  6. Listen to music. Believe it or not, music isn’t only a cure for boredom; it’s also a way to improve performance, increase motivation, and reduce distraction. The most important aspects of a workout playlist are the tempo and “rhythm response,” or how much a song makes you want to move. Runners tend to prefer music that’s about 160 beats per minute, but the motivational effects seem to level out at 145 beats per minute. To start off, here are the top 10 workout songs (according to Spotify, at least).
  7. Walk and stand more at work. Research continues to show that prolonged periods of sitting increase obesity, poor posture, and chronic pain. A standing desk at work can help reduce the amount of time you spend seated. If you have weekly meetings, try to conduct them while walking to improve blood pressure and stress (among other awesomeness).
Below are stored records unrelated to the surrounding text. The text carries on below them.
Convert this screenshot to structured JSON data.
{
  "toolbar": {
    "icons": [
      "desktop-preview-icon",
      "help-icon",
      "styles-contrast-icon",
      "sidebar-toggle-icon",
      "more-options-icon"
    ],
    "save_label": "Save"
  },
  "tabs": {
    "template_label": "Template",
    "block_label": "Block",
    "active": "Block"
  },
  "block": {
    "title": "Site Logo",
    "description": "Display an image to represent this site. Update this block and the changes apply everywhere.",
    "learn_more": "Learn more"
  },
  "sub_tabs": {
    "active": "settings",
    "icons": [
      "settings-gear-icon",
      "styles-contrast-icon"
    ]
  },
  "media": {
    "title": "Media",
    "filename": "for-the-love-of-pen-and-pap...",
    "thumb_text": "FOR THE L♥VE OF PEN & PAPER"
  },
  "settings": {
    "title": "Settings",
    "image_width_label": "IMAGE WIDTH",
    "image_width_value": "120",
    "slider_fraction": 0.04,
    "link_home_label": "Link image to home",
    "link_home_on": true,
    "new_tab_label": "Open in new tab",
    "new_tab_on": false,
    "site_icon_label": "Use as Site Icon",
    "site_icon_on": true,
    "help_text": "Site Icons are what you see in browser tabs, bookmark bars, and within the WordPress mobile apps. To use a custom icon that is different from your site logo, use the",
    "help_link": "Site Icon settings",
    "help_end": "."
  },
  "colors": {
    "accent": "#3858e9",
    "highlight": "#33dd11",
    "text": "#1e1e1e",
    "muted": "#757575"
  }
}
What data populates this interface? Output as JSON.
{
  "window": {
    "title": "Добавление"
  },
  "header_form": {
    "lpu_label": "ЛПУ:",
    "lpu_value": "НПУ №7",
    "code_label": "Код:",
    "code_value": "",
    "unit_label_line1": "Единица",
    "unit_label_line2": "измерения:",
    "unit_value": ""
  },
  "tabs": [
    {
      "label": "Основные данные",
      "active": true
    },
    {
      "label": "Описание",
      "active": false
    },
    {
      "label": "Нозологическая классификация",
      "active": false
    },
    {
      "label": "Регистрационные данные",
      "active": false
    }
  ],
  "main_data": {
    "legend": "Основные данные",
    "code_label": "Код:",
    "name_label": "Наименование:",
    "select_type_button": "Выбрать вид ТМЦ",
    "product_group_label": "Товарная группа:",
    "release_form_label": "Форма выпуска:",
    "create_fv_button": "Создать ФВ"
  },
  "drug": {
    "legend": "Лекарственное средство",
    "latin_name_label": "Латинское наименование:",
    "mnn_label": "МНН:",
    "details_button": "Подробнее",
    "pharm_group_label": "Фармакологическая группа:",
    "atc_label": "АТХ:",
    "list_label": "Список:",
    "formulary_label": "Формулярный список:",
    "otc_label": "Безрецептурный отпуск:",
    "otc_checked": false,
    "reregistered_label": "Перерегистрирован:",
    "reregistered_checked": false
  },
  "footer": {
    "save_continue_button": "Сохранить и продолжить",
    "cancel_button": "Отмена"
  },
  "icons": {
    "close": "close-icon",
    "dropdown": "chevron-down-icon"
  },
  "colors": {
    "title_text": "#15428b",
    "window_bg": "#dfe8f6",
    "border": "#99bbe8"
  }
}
  8. Get a workout buddy. Just like going to a class, having a friend or co-worker who’s doing the same fitness program can add accountability, encouragement, and fun. One investigation indicated that training with someone who’s more fit than you pays even bigger dividends. Another studyfound that even a virtual training partner can be beneficial for participants.
  9. Hire a trainer. Do you have a hard time pushing yourself in the gym? Research shows working out with a trainer can help increase your motivation and intensity during workouts. One study suggests that working with a trainer helps clients increase activity while also improving their attitude. Trainers aren’t always easy to afford, but if you’re committed to the splurge, don’t forget to make sure the trainer is worth the money.
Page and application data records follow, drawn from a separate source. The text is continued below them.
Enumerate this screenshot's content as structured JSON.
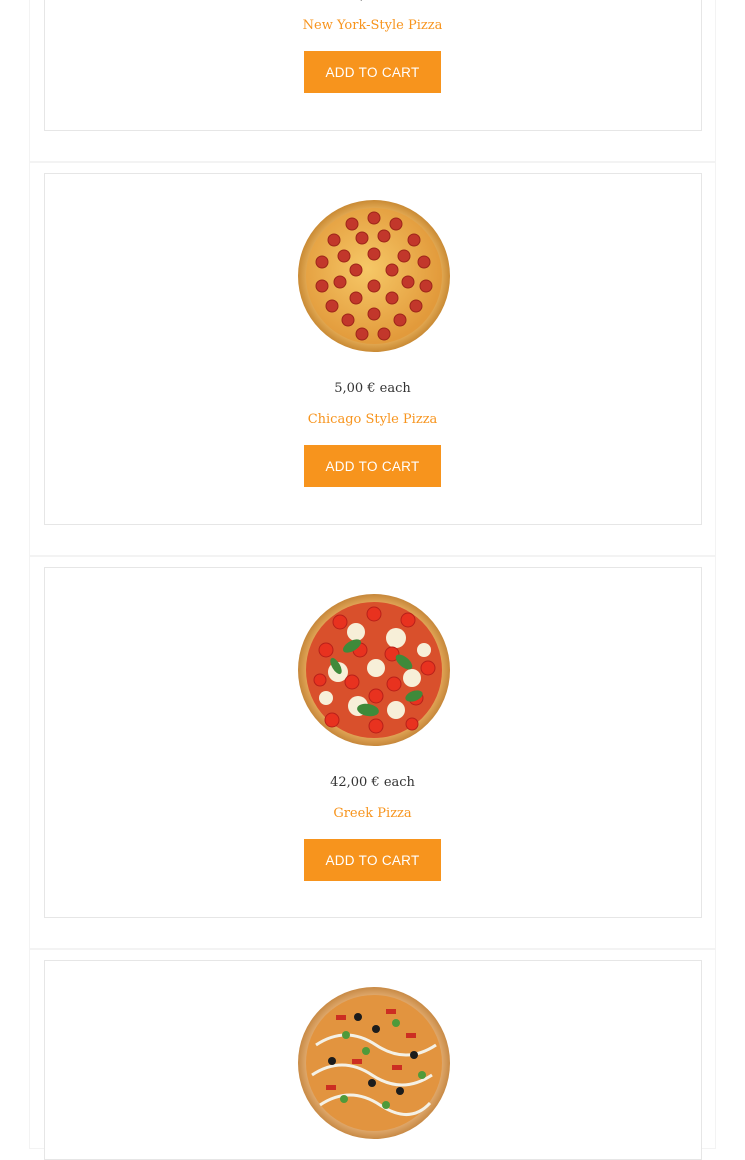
{
  "products": [
    {
      "name": "New York-Style Pizza",
      "price": "",
      "button": "ADD TO CART",
      "image": "new-york-pizza-image"
    },
    {
      "name": "Chicago Style Pizza",
      "price": "5,00 € each",
      "button": "ADD TO CART",
      "image": "pepperoni-pizza-image"
    },
    {
      "name": "Greek Pizza",
      "price": "42,00 € each",
      "button": "ADD TO CART",
      "image": "margherita-pizza-image"
    },
    {
      "name": "",
      "price": "",
      "button": "",
      "image": "veggie-pizza-image"
    }
  ],
  "colors": {
    "accent": "#f7941d",
    "price_text": "#333333",
    "card_border": "#e6e6e6"
  }
}
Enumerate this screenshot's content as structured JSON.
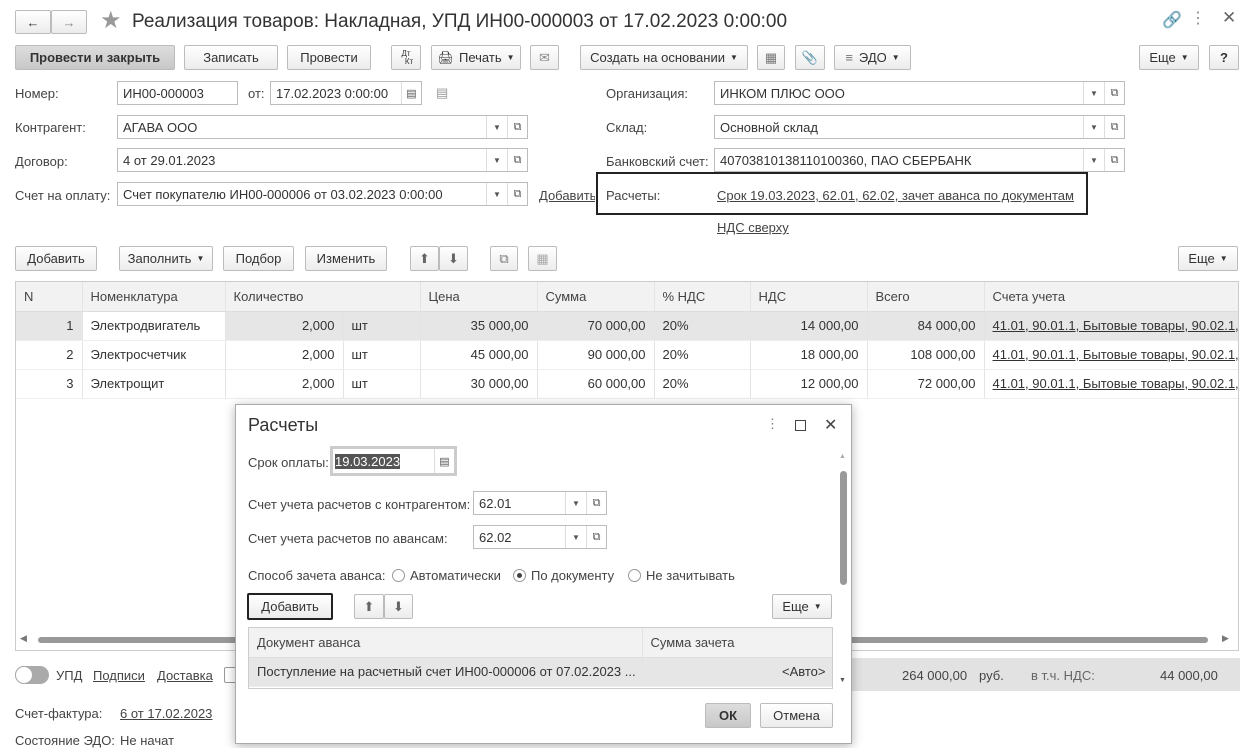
{
  "window": {
    "title": "Реализация товаров: Накладная, УПД ИН00-000003 от 17.02.2023 0:00:00"
  },
  "toolbar": {
    "post_close": "Провести и закрыть",
    "save": "Записать",
    "post": "Провести",
    "dtkt_top": "Дт",
    "dtkt_bottom": "Кт",
    "print": "Печать",
    "create_based": "Создать на основании",
    "edo": "ЭДО",
    "more": "Еще",
    "help": "?"
  },
  "header": {
    "number_label": "Номер:",
    "number": "ИН00-000003",
    "from_label": "от:",
    "date": "17.02.2023  0:00:00",
    "counterparty_label": "Контрагент:",
    "counterparty": "АГАВА  ООО",
    "contract_label": "Договор:",
    "contract": "4 от 29.01.2023",
    "invoice_label": "Счет на оплату:",
    "invoice": "Счет покупателю ИН00-000006 от 03.02.2023 0:00:00",
    "add_link": "Добавить",
    "org_label": "Организация:",
    "org": "ИНКОМ ПЛЮС ООО",
    "warehouse_label": "Склад:",
    "warehouse": "Основной склад",
    "bank_label": "Банковский счет:",
    "bank": "40703810138110100360, ПАО СБЕРБАНК",
    "settlements_label": "Расчеты:",
    "settlements": "Срок 19.03.2023, 62.01, 62.02, зачет аванса по документам",
    "vat_link": "НДС сверху"
  },
  "table_toolbar": {
    "add": "Добавить",
    "fill": "Заполнить",
    "select": "Подбор",
    "change": "Изменить",
    "more": "Еще"
  },
  "table": {
    "columns": [
      "N",
      "Номенклатура",
      "Количество",
      "",
      "Цена",
      "Сумма",
      "% НДС",
      "НДС",
      "Всего",
      "Счета учета"
    ],
    "rows": [
      {
        "n": "1",
        "item": "Электродвигатель",
        "qty": "2,000",
        "unit": "шт",
        "price": "35 000,00",
        "sum": "70 000,00",
        "vat_rate": "20%",
        "vat": "14 000,00",
        "total": "84 000,00",
        "accounts": "41.01, 90.01.1, Бытовые товары, 90.02.1,"
      },
      {
        "n": "2",
        "item": "Электросчетчик",
        "qty": "2,000",
        "unit": "шт",
        "price": "45 000,00",
        "sum": "90 000,00",
        "vat_rate": "20%",
        "vat": "18 000,00",
        "total": "108 000,00",
        "accounts": "41.01, 90.01.1, Бытовые товары, 90.02.1,"
      },
      {
        "n": "3",
        "item": "Электрощит",
        "qty": "2,000",
        "unit": "шт",
        "price": "30 000,00",
        "sum": "60 000,00",
        "vat_rate": "20%",
        "vat": "12 000,00",
        "total": "72 000,00",
        "accounts": "41.01, 90.01.1, Бытовые товары, 90.02.1,"
      }
    ]
  },
  "footer": {
    "upd": "УПД",
    "signatures": "Подписи",
    "delivery": "Доставка",
    "total": "264 000,00",
    "currency": "руб.",
    "vat_label": "в т.ч. НДС:",
    "vat_total": "44 000,00",
    "invoice_label": "Счет-фактура:",
    "invoice_link": "6 от 17.02.2023",
    "edo_label": "Состояние ЭДО:",
    "edo_value": "Не начат"
  },
  "dialog": {
    "title": "Расчеты",
    "due_label": "Срок оплаты:",
    "due": "19.03.2023",
    "acc_label": "Счет учета расчетов с контрагентом:",
    "acc": "62.01",
    "adv_label": "Счет учета расчетов по авансам:",
    "adv": "62.02",
    "method_label": "Способ зачета аванса:",
    "methods": [
      "Автоматически",
      "По документу",
      "Не зачитывать"
    ],
    "method_selected": 1,
    "add": "Добавить",
    "more": "Еще",
    "columns": [
      "Документ аванса",
      "Сумма зачета"
    ],
    "rows": [
      {
        "doc": "Поступление на расчетный счет ИН00-000006 от 07.02.2023 ...",
        "sum": "<Авто>"
      }
    ],
    "ok": "ОК",
    "cancel": "Отмена"
  }
}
  10. Put your money where your mouth is. Would you be more likely to work out if your money were on the line? That’s the promise of the Pact app, which helps keep you motivated to accomplish your fitness, health, or eating goals by putting up a small amount of cash to bet on yourself. If you don’t stick to your pact, you’ll be paying other app users who do achieve their goals. A similar community is DietBet, where you commit money and join a larger pool to stick to your weight loss goals.
  11. Swear a metric sh*t-ton. Strange as it may sound, researchers explored whether swearing when in pain improved pain tolerance. It actually benefited some of the subjects — largely because it induced the “fight or flight” instinct and accompanying physical reactions. Channel your anger into positive goals like reaching new personal records in the gym, but don’t assume it’s healthier to have a potty mouth. A follow-up examinationrevealed that the more you curse, the smaller the effect it has in reducing pain. So maybe not a “metric sh*t-ton,” but a “U.S.-based short sh*t-ton.”
  12. Visualize the exercise. Research suggests that simply imagining powering through that final set or finishing that last half-mile can help prepare the body to actually do it. It sounds crazy, but it’s true. Done properly, visualization can help you practice the execution of specific motor movements, improve performance, and even strengthen your intrinsic motivation.
  13. Enter a race. Signing up for a fun run is effective for establishing a fitness routine because it gives you a concrete goal to work toward and a deadline for achieving it. Check out Active to browse local races. The Color Run is one of my favorites!